Hepatitis Rates Soar Among IV Drug Users, Study
WEDNESDAY, July 27 (HealthDay News) -- About 10 million
injection drug users worldwide have hepatitis C, and 1.3 million
have hepatitis B, a new study reports.
Hepatitis can lead to cirrhosis, liver failure and liver
Researchers analyzed international data and found that rates of
hepatitis C infection among injection drug users (IDUs) were 60 to
80 percent in 25 countries and greater than 80 percent in 12 other
These countries included Spain (80 percent), Norway (76
percent), Germany (75 percent), France (74 percent), United States
(73 percent), China (67 percent), Canada (64 percent), Italy (81
percent), Portugal (83 percent), Pakistan (84 percent), the
Netherlands (86 percent), Thailand (90 percent) and Mexico (97
Lower rates were seen in New Zealand (52 percent), Australia (55
percent) and the United Kingdom (50 percent), the researchers
The countries believed to have the largest number of IDUs
infected with hepatitis C virus (HCV) are China (1.6 million), the
United States (1.5 million) and Russia (1.3 million), the
Rates of hepatitis B infection were 5 to 10 percent in 21
countries and more than 10 percent in 10 countries.
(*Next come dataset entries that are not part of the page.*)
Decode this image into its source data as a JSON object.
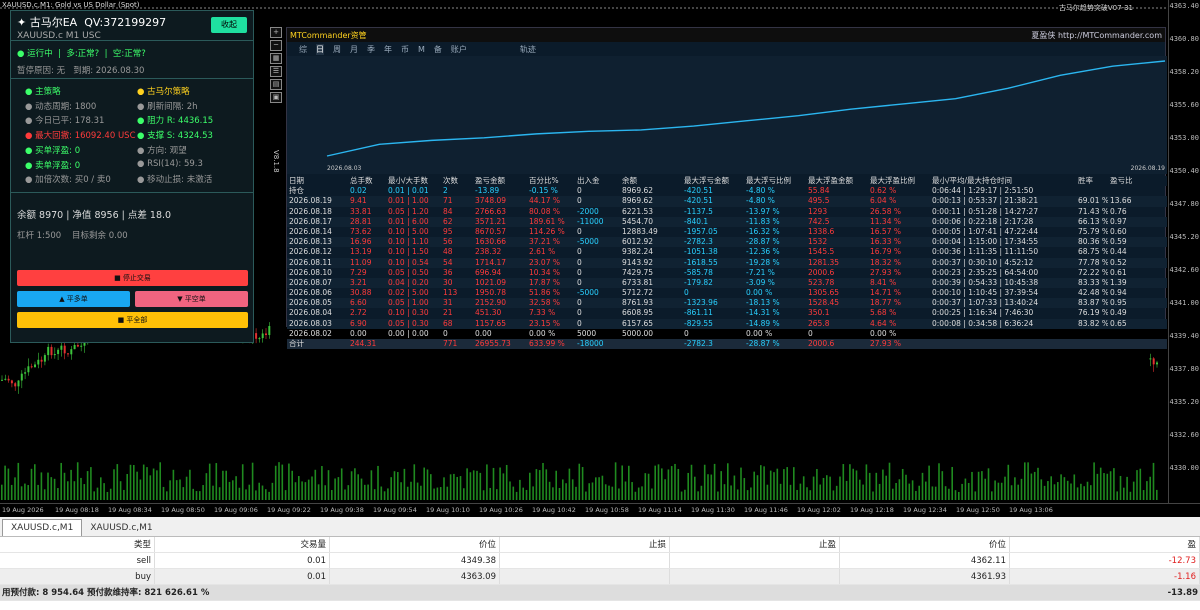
{
  "chart": {
    "title": "XAUUSD.c,M1: Gold vs US Dollar (Spot)",
    "signature": "古马尔趋势突破V07-31",
    "price_labels": [
      "4363.40",
      "4360.80",
      "4358.20",
      "4355.60",
      "4353.00",
      "4350.40",
      "4347.80",
      "4345.20",
      "4342.60",
      "4341.00",
      "4339.40",
      "4337.80",
      "4335.20",
      "4332.60",
      "4330.00"
    ],
    "time_labels": [
      "19 Aug 2026",
      "19 Aug 08:18",
      "19 Aug 08:34",
      "19 Aug 08:50",
      "19 Aug 09:06",
      "19 Aug 09:22",
      "19 Aug 09:38",
      "19 Aug 09:54",
      "19 Aug 10:10",
      "19 Aug 10:26",
      "19 Aug 10:42",
      "19 Aug 10:58",
      "19 Aug 11:14",
      "19 Aug 11:30",
      "19 Aug 11:46",
      "19 Aug 12:02",
      "19 Aug 12:18",
      "19 Aug 12:34",
      "19 Aug 12:50",
      "19 Aug 13:06"
    ],
    "current_price": "4363.40",
    "side_label": "V8.1.8"
  },
  "ea": {
    "title": "✦ 古马尔EA",
    "qv": "QV:372199297",
    "symbol": "XAUUSD.c  M1  USC",
    "collapse": "收起",
    "status_run": "运行中",
    "status_multi": "多:正常?",
    "status_short": "空:正常?",
    "pause_reason": "暂停原因: 无",
    "expiry": "到期: 2026.08.30",
    "main_title": "主策略",
    "gm_title": "古马尔策略",
    "dyn_cycle": "动态周期: 1800",
    "refresh": "刷新间隔: 2h",
    "today": "今日已平: 178.31",
    "resist": "阻力 R: 4436.15",
    "maxdd": "最大回撤: 16092.40 USC",
    "support": "支撑 S: 4324.53",
    "buy_float": "买单浮盈: 0",
    "direction": "方向: 观望",
    "sell_float": "卖单浮盈: 0",
    "rsi": "RSI(14): 59.3",
    "add_count": "加倍次数: 买0 / 卖0",
    "trail": "移动止损: 未激活",
    "summary": "余额 8970  |  净值 8956  |  点差 18.0",
    "leverage": "杠杆 1:500",
    "target": "目标剩余 0.00",
    "stop": "■ 停止交易",
    "close_long": "▲ 平多单",
    "close_short": "▼ 平空单",
    "close_all": "■ 平全部",
    "colors": {
      "stop": "#ff4040",
      "long": "#19a8f2",
      "short": "#f06480",
      "all": "#ffc107"
    }
  },
  "mtc": {
    "title": "MTCommander资管",
    "brand": "夏盈侠 http://MTCommander.com",
    "tabs": [
      "综",
      "日",
      "周",
      "月",
      "季",
      "年",
      "币",
      "M",
      "备",
      "账户",
      "轨迹"
    ],
    "equity_start": "2026.08.03",
    "equity_end": "2026.08.19",
    "equity_values": [
      5000,
      5900,
      6200,
      6400,
      6700,
      6900,
      7000,
      7300,
      7700,
      8100,
      8600,
      9000,
      9400,
      10200,
      11200,
      11900,
      12300
    ],
    "headers": [
      "日期",
      "总手数",
      "最小/大手数",
      "次数",
      "盈亏金额",
      "百分比%",
      "出入金",
      "余额",
      "最大浮亏金额",
      "最大浮亏比例",
      "最大浮盈金额",
      "最大浮盈比例",
      "最小/平均/最大持仓时间",
      "胜率",
      "盈亏比"
    ],
    "rows": [
      [
        "持仓",
        "0.02",
        "0.01 | 0.01",
        "2",
        "-13.89",
        "-0.15 %",
        "0",
        "8969.62",
        "-420.51",
        "-4.80 %",
        "55.84",
        "0.62 %",
        "0:06:44 | 1:29:17 | 2:51:50",
        "",
        ""
      ],
      [
        "2026.08.19",
        "9.41",
        "0.01 | 1.00",
        "71",
        "3748.09",
        "44.17 %",
        "0",
        "8969.62",
        "-420.51",
        "-4.80 %",
        "495.5",
        "6.04 %",
        "0:00:13 | 0:53:37 | 21:38:21",
        "69.01 %",
        "13.66"
      ],
      [
        "2026.08.18",
        "33.81",
        "0.05 | 1.20",
        "84",
        "2766.63",
        "80.08 %",
        "-2000",
        "6221.53",
        "-1137.5",
        "-13.97 %",
        "1293",
        "26.58 %",
        "0:00:11 | 0:51:28 | 14:27:27",
        "71.43 %",
        "0.76"
      ],
      [
        "2026.08.17",
        "28.81",
        "0.01 | 6.00",
        "62",
        "3571.21",
        "189.61 %",
        "-11000",
        "5454.70",
        "-840.1",
        "-11.83 %",
        "742.5",
        "11.34 %",
        "0:00:06 | 0:22:18 | 2:17:28",
        "66.13 %",
        "0.97"
      ],
      [
        "2026.08.14",
        "73.62",
        "0.10 | 5.00",
        "95",
        "8670.57",
        "114.26 %",
        "0",
        "12883.49",
        "-1957.05",
        "-16.32 %",
        "1338.6",
        "16.57 %",
        "0:00:05 | 1:07:41 | 47:22:44",
        "75.79 %",
        "0.60"
      ],
      [
        "2026.08.13",
        "16.96",
        "0.10 | 1.10",
        "56",
        "1630.66",
        "37.21 %",
        "-5000",
        "6012.92",
        "-2782.3",
        "-28.87 %",
        "1532",
        "16.33 %",
        "0:00:04 | 1:15:00 | 17:34:55",
        "80.36 %",
        "0.59"
      ],
      [
        "2026.08.12",
        "13.19",
        "0.10 | 1.50",
        "48",
        "238.32",
        "2.61 %",
        "0",
        "9382.24",
        "-1051.38",
        "-12.36 %",
        "1545.5",
        "16.79 %",
        "0:00:36 | 1:11:35 | 11:11:50",
        "68.75 %",
        "0.44"
      ],
      [
        "2026.08.11",
        "11.09",
        "0.10 | 0.54",
        "54",
        "1714.17",
        "23.07 %",
        "0",
        "9143.92",
        "-1618.55",
        "-19.28 %",
        "1281.35",
        "18.32 %",
        "0:00:37 | 0:30:10 | 4:52:12",
        "77.78 %",
        "0.52"
      ],
      [
        "2026.08.10",
        "7.29",
        "0.05 | 0.50",
        "36",
        "696.94",
        "10.34 %",
        "0",
        "7429.75",
        "-585.78",
        "-7.21 %",
        "2000.6",
        "27.93 %",
        "0:00:23 | 2:35:25 | 64:54:00",
        "72.22 %",
        "0.61"
      ],
      [
        "2026.08.07",
        "3.21",
        "0.04 | 0.20",
        "30",
        "1021.09",
        "17.87 %",
        "0",
        "6733.81",
        "-179.82",
        "-3.09 %",
        "523.78",
        "8.41 %",
        "0:00:39 | 0:54:33 | 10:45:38",
        "83.33 %",
        "1.39"
      ],
      [
        "2026.08.06",
        "30.88",
        "0.02 | 5.00",
        "113",
        "1950.78",
        "51.86 %",
        "-5000",
        "5712.72",
        "0",
        "0.00 %",
        "1305.65",
        "14.71 %",
        "0:00:10 | 1:10:45 | 37:39:54",
        "42.48 %",
        "0.94"
      ],
      [
        "2026.08.05",
        "6.60",
        "0.05 | 1.00",
        "31",
        "2152.90",
        "32.58 %",
        "0",
        "8761.93",
        "-1323.96",
        "-18.13 %",
        "1528.45",
        "18.77 %",
        "0:00:37 | 1:07:33 | 13:40:24",
        "83.87 %",
        "0.95"
      ],
      [
        "2026.08.04",
        "2.72",
        "0.10 | 0.30",
        "21",
        "451.30",
        "7.33 %",
        "0",
        "6608.95",
        "-861.11",
        "-14.31 %",
        "350.1",
        "5.68 %",
        "0:00:25 | 1:16:34 | 7:46:30",
        "76.19 %",
        "0.49"
      ],
      [
        "2026.08.03",
        "6.90",
        "0.05 | 0.30",
        "68",
        "1157.65",
        "23.15 %",
        "0",
        "6157.65",
        "-829.55",
        "-14.89 %",
        "265.8",
        "4.64 %",
        "0:00:08 | 0:34:58 | 6:36:24",
        "83.82 %",
        "0.65"
      ],
      [
        "2026.08.02",
        "0.00",
        "0.00 | 0.00",
        "0",
        "0.00",
        "0.00 %",
        "5000",
        "5000.00",
        "0",
        "0.00 %",
        "0",
        "0.00 %",
        "",
        "",
        ""
      ],
      [
        "合计",
        "244.31",
        "",
        "771",
        "26955.73",
        "633.99 %",
        "-18000",
        "",
        "-2782.3",
        "-28.87 %",
        "2000.6",
        "27.93 %",
        "",
        "",
        ""
      ]
    ]
  },
  "tabs": [
    "XAUUSD.c,M1",
    "XAUUSD.c,M1"
  ],
  "orders": {
    "headers": [
      "类型",
      "交易量",
      "价位",
      "止损",
      "止盈",
      "价位",
      "盈"
    ],
    "rows": [
      [
        "sell",
        "0.01",
        "4349.38",
        "",
        "",
        "4362.11",
        "-12.73"
      ],
      [
        "buy",
        "0.01",
        "4363.09",
        "",
        "",
        "4361.93",
        "-1.16"
      ]
    ],
    "footer": "用预付款: 8 954.64  预付款维持率: 821 626.61 %",
    "footer_total": "-13.89"
  }
}
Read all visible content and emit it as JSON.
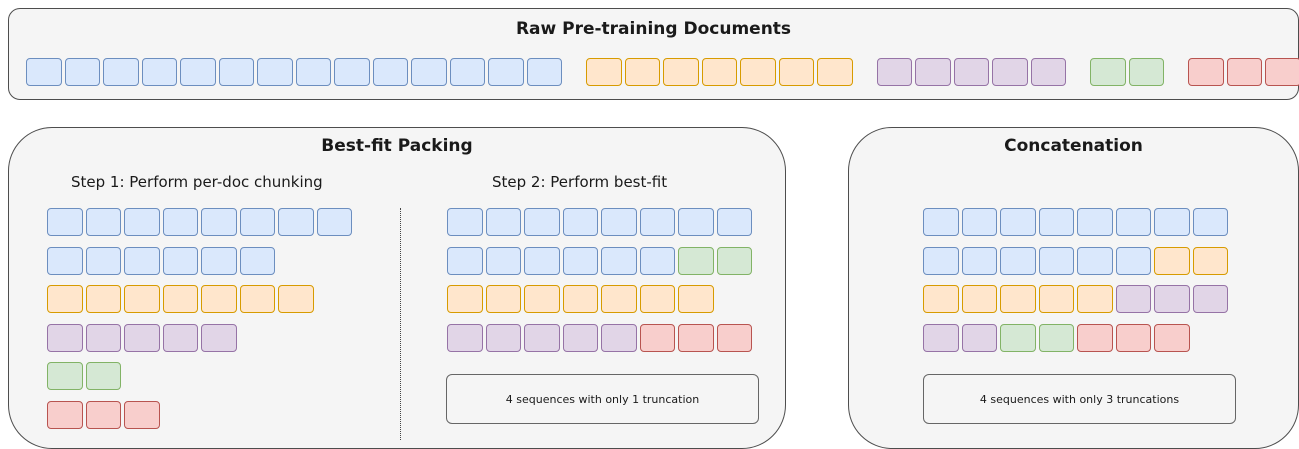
{
  "top": {
    "title": "Raw Pre-training Documents"
  },
  "packing": {
    "title": "Best-fit Packing",
    "step1": "Step 1: Perform per-doc chunking",
    "step2": "Step 2: Perform best-fit",
    "summary": "4 sequences with only 1 truncation"
  },
  "concat": {
    "title": "Concatenation",
    "summary": "4 sequences with only 3 truncations"
  },
  "colors": {
    "blue": {
      "fill": "#dae8fc",
      "stroke": "#6c8ebf"
    },
    "orange": {
      "fill": "#ffe6cc",
      "stroke": "#d79b00"
    },
    "purple": {
      "fill": "#e1d5e7",
      "stroke": "#9673a6"
    },
    "green": {
      "fill": "#d5e8d4",
      "stroke": "#82b366"
    },
    "red": {
      "fill": "#f8cecc",
      "stroke": "#b85450"
    }
  },
  "documents": [
    {
      "color": "blue",
      "blocks": 14
    },
    {
      "color": "orange",
      "blocks": 7
    },
    {
      "color": "purple",
      "blocks": 5
    },
    {
      "color": "green",
      "blocks": 2
    },
    {
      "color": "red",
      "blocks": 3
    }
  ],
  "step1_rows": [
    [
      {
        "color": "blue",
        "n": 8
      }
    ],
    [
      {
        "color": "blue",
        "n": 6
      }
    ],
    [
      {
        "color": "orange",
        "n": 7
      }
    ],
    [
      {
        "color": "purple",
        "n": 5
      }
    ],
    [
      {
        "color": "green",
        "n": 2
      }
    ],
    [
      {
        "color": "red",
        "n": 3
      }
    ]
  ],
  "step2_rows": [
    [
      {
        "color": "blue",
        "n": 8
      }
    ],
    [
      {
        "color": "blue",
        "n": 6
      },
      {
        "color": "green",
        "n": 2
      }
    ],
    [
      {
        "color": "orange",
        "n": 7
      }
    ],
    [
      {
        "color": "purple",
        "n": 5
      },
      {
        "color": "red",
        "n": 3
      }
    ]
  ],
  "concat_rows": [
    [
      {
        "color": "blue",
        "n": 8
      }
    ],
    [
      {
        "color": "blue",
        "n": 6
      },
      {
        "color": "orange",
        "n": 2
      }
    ],
    [
      {
        "color": "orange",
        "n": 5
      },
      {
        "color": "purple",
        "n": 3
      }
    ],
    [
      {
        "color": "purple",
        "n": 2
      },
      {
        "color": "green",
        "n": 2
      },
      {
        "color": "red",
        "n": 3
      }
    ]
  ]
}
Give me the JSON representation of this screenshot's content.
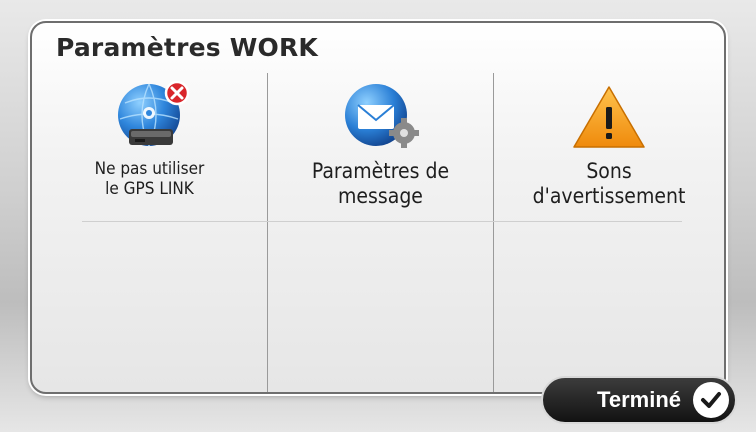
{
  "screen": {
    "title": "Paramètres WORK"
  },
  "items": [
    {
      "label_line1": "Ne pas utiliser",
      "label_line2": "le GPS LINK",
      "icon": "gps-link-off-icon"
    },
    {
      "label_line1": "Paramètres de",
      "label_line2": "message",
      "icon": "message-settings-icon"
    },
    {
      "label_line1": "Sons",
      "label_line2": "d'avertissement",
      "icon": "warning-icon"
    }
  ],
  "done_button": {
    "label": "Terminé",
    "icon": "checkmark-icon"
  },
  "colors": {
    "accent_blue": "#1e6fc4",
    "warning_orange": "#f39a12",
    "error_red": "#d9262b",
    "button_dark": "#1a1a1a"
  }
}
The highest
rates were in Vietnam (20 percent), Estonia (19 percent), Saudi
Arabia (18 percent) and Taiwan (17 percent). The United Kingdom had
the highest rate in Western Europe at 9 percent. The rate in the
United States was 12 percent.
The study, released to coincide with World Hepatitis Day, is
published online July 28 in
"The public-health response to blood-borne virus transmission in IDUs has mainly centered on HIV. Maintenance and strengthening of the response to HIV in IDUs remains crucial, but the significance of viral hepatitis needs to receive greater attention than it does at present," Paul Nelson, from the National Drug and Alcohol Research Centre at the University of New South Wales in Sydney, and colleagues wrote.
"Efforts to prevent, treat, and reduce harms related to liver disease in IDUs are essential -- especially in situations in which HIV has successfully been prevented or managed -- because the large numbers of IDUs infected with HCV and significant morbidity resulting from this infection mean that the health and economic costs of HCV transmitted by injected drug use might be as high as (or higher than) those of HIV," the authors added.
"Nonetheless, HCV treatment is underused. Part of the reason for this neglect is the high cost, which will remain a substantial barrier to increasing of treatment coverage in low-resource settings until costs are reduced," the researchers concluded.
The U.S. National Institute of Diabetes and Digestive and Kidney
Diseases has more about
Copyright © 2011
. All rights reserved.
Please be aware that this information is provided to supplement the care provided by your physician. It is neither intended nor implied to be a substitute for professional medical advice. CALL YOUR HEALTHCARE PROVIDER IMMEDIATELY IF YOU THINK YOU MAY HAVE A MEDICAL EMERGENCY. Always seek the advice of your physician or other qualified health provider prior to starting any new treatment or with any questions you may have regarding a medical condition.